• ASSIGNED TASK: From the entries that follow, list every line in which the string "glyph" appears.

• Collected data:
--------------------------------------------------
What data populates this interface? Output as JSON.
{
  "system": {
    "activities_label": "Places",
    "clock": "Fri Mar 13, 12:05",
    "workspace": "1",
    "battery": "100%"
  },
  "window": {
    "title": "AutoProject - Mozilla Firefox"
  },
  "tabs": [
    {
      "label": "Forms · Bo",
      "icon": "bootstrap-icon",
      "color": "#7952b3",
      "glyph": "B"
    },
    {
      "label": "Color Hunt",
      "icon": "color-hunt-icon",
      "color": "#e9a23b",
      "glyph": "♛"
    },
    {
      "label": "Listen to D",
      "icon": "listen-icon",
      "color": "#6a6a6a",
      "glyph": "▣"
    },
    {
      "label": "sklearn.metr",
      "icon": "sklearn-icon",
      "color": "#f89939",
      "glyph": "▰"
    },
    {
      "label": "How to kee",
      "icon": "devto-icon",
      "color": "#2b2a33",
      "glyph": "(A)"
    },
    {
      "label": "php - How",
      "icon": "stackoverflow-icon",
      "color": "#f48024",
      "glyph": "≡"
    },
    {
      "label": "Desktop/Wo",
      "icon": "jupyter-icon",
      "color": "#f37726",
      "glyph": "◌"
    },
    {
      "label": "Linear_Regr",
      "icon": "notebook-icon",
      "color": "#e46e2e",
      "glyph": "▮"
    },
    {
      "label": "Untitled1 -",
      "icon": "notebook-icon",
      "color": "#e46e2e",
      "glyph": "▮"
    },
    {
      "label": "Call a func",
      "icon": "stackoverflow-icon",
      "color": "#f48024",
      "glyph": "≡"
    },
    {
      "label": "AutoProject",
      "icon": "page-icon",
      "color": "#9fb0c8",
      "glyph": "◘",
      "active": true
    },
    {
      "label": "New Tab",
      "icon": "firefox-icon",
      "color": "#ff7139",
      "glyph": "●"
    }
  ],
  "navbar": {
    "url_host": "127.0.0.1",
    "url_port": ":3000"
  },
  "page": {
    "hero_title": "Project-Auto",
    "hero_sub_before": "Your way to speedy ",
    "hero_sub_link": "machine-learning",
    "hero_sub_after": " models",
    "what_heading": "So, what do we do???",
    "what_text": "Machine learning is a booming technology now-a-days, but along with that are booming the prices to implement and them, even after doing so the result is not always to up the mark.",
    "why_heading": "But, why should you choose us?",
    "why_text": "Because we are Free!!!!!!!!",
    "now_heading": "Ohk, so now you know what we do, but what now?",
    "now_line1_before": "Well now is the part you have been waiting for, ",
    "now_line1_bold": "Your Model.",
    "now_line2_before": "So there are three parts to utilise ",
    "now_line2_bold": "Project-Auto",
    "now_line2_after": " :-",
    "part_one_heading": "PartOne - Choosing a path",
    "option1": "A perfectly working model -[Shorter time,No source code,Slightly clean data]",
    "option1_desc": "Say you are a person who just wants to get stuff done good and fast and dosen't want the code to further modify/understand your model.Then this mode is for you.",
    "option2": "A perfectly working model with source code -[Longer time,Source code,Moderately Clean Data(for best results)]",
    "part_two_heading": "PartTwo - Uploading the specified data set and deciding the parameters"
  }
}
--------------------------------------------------
• SOLUTION TO THE EXERCISE:
      "glyph": "B"
      "glyph": "♛"
      "glyph": "▣"
      "glyph": "▰"
      "glyph": "(A)"
      "glyph": "≡"
      "glyph": "◌"
      "glyph": "▮"
      "glyph": "▮"
      "glyph": "≡"
      "glyph": "◘",
      "glyph": "●"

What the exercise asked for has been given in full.